It was also discovered that were particularly good at remembering brief encounters with good-looking men.

During testing, women who did not consider themselves attractive remembered other women as more beautiful than their original , and men as less beautiful than their original encounter.

In addition, women in good relationships tended to remember men's attractiveness in a more positive light.

The experiment, in collaboration with the University of St Andrews, saw in a long-term take part in a task which tested their memory for faces.

They completed a standard memory task in which they viewed faces for three seconds each and were later asked if they had seen the faces before.

Computer graphics were used to alter the appearance of some of the faces in the memory test, with participants sometimes shown more attractive or less attractive versions of previously viewed identities.

If a participant who rated herself plain-looking originally viewed a less attractive female face, she was biased in her memory and recalled that face as being more attractive.

Dr Watkins of Abertay's Division of Psychology said: "We wanted to examine whether personal factors influence memory – how good you judge your current relationship to be and how attractive other people are likely to find you."
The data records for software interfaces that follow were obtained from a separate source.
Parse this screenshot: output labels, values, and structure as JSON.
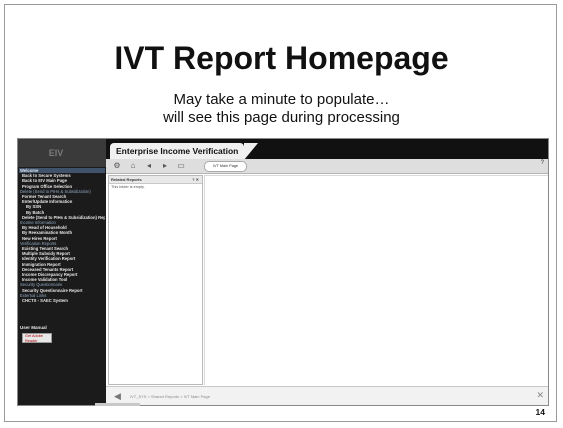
{
  "slide": {
    "title": "IVT Report Homepage",
    "subtitle_line1": "May take a minute to populate…",
    "subtitle_line2": "will see this page during processing",
    "page_number": "14"
  },
  "app": {
    "logo": "EIV",
    "title": "Enterprise Income Verification",
    "main_tab": "IVT Main Page",
    "help": "?",
    "toolbar_icons": [
      "gear-icon",
      "home-icon",
      "back-icon",
      "forward-icon",
      "folder-icon"
    ],
    "panel": {
      "title": "Related Reports",
      "controls": "? ✕",
      "empty_text": "This folder is empty."
    },
    "breadcrumbs": "IVT_SYS  >  Shared Reports  >  IVT Main Page",
    "manual_label": "User Manual",
    "adobe_label": "Get Adobe Reader"
  },
  "sidebar": {
    "items": [
      {
        "label": "Welcome",
        "kind": "header"
      },
      {
        "label": "Back to Secure Systems",
        "kind": "link"
      },
      {
        "label": "Back to EIV Main Page",
        "kind": "link"
      },
      {
        "label": "Program Office Selection",
        "kind": "link"
      },
      {
        "label": "Delete (Send to PIHs & Subsidization)",
        "kind": "section"
      },
      {
        "label": "Former Tenant Search",
        "kind": "link"
      },
      {
        "label": "Enter/Update Information",
        "kind": "link"
      },
      {
        "label": "By SSN",
        "kind": "sub"
      },
      {
        "label": "By Batch",
        "kind": "sub"
      },
      {
        "label": "Delete (Send to PIHs & Subsidization) Report",
        "kind": "link"
      },
      {
        "label": "Income Information",
        "kind": "section"
      },
      {
        "label": "By Head of Household",
        "kind": "link"
      },
      {
        "label": "By Reexamination Month",
        "kind": "link"
      },
      {
        "label": "New Hires Report",
        "kind": "link"
      },
      {
        "label": "Verification Reports",
        "kind": "section"
      },
      {
        "label": "Existing Tenant Search",
        "kind": "link"
      },
      {
        "label": "Multiple Subsidy Report",
        "kind": "link"
      },
      {
        "label": "Identity Verification Report",
        "kind": "link"
      },
      {
        "label": "Immigration Report",
        "kind": "link"
      },
      {
        "label": "Deceased Tenants Report",
        "kind": "link"
      },
      {
        "label": "Income Discrepancy Report",
        "kind": "link"
      },
      {
        "label": "Income Validation Tool",
        "kind": "link"
      },
      {
        "label": "Security Questionnaire",
        "kind": "section"
      },
      {
        "label": "Security Questionnaire Report",
        "kind": "link"
      },
      {
        "label": "External Links",
        "kind": "section"
      },
      {
        "label": "CHCTS - SAEC System",
        "kind": "link"
      }
    ]
  }
}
"Our findings suggest that these two factors shape both accuracy and illusions in how you remember the attractiveness of faces after a brief encounter."

Dr Watkins said these findings suggest that memories are attuned to certain features in other people as we move through a romantic relationship, but our memories can also show striking biases.

The research suggests that our own attractiveness and thoughts on our current shape our memory for encounters with strangers.

Explore further: Global kissing study launched on Valentine's Day

More information: To find out more about the research visit www.relationship-lab.com

Related Stories

Global kissing study launched on Valentine's Day

February 15, 2017
How important is kissing to you and what do you think makes a good kiss?

Faces we don't forget: Psychologists explain how attractiveness prevents the recognition of faces

February 4, 2014
Psychologists at the University of Jena, Germany, are showing in a new study, that we tend to remember unattractive faces more likely than attractive ones. In the science magazine "Neuropsychologia" the psychologists write ...

Research examines how beardedness affects women's attraction to men

September 12, 2016
New research suggests that women tend to find beardedness attractive when judging long-term relationships, perhaps as a signal of formidability among males and the potential to provide direct benefits, such as enhanced fertility ...

Standing out in a crowd—attractiveness judged on who we are with

September 29, 2016
Research published in the journal Psychological Science has shown that judgements of attractiveness vary depending on who is nearby, and how good-looking they are in comparison. A person will rank higher on a scale of attractiveness ...

Opposites attract—unless you're in a relationship

July 14, 2016
If we are in a relationship we are more likely to be attracted to faces resembling our own, but for single people, opposites attract.

Happy couples experience perceptual downgrading of attractive alternate partners

June 6, 2016
Men and women cheat on their partners. That's no surprise. But how is it that many couples stay faithful?

Recommended for you

Visual clues we use during walking and when we use them

July 25, 2017
(Medical Xpress)—A trio of researchers with the University of Texas and Rensselaer Polytechnic Institute has discovered which phase of visual information processing during human walking is used most to guide the feet accurately. ...

Toddlers begin learning rules of reading, writing at very early age, study finds

July 25, 2017
Even the proudest of parents may struggle to find some semblance of meaning behind the seemingly random mish-mash of letters that often emerge from a toddler's first scribbled and scrawled attempts at putting words on paper.

Psychopaths are better at learning to lie, say researchers

July 25, 2017
Individuals with high levels of psychopathic traits are better at learning to lie than individuals who show few psychopathic traits, according to a study published in the open access journal Translational Psychiatry. The ...

Higher cognitive abilities linked to greater risk of stereotyping

July 24, 2017
People with higher cognitive abilities are more likely to learn and apply social stereotypes, finds a new study. The results, stemming from a series of experiments, show that those with higher cognitive abilities also more ...

Exposure to violence hinders short-term memory, cognitive control

July 24, 2017
Being exposed to and actively remembering violent episodes—even those that happened up to a decade before—hinders short-term memory and cognitive control, according to a study published in the Proceedings of the National ...

Researchers pave new path toward preventing obesity

July 24, 2017
People who experience unpredictable childhoods due to issues such as divorce, crime or frequent moves face a higher risk of becoming obese as adults, according to a new study by a Florida State University researcher.

0 comments

Please sign in to add a comment. Registration is free, and takes less than a minute. Read more

Click here to reset your password.
Sign in to get notified via email when new comments are made.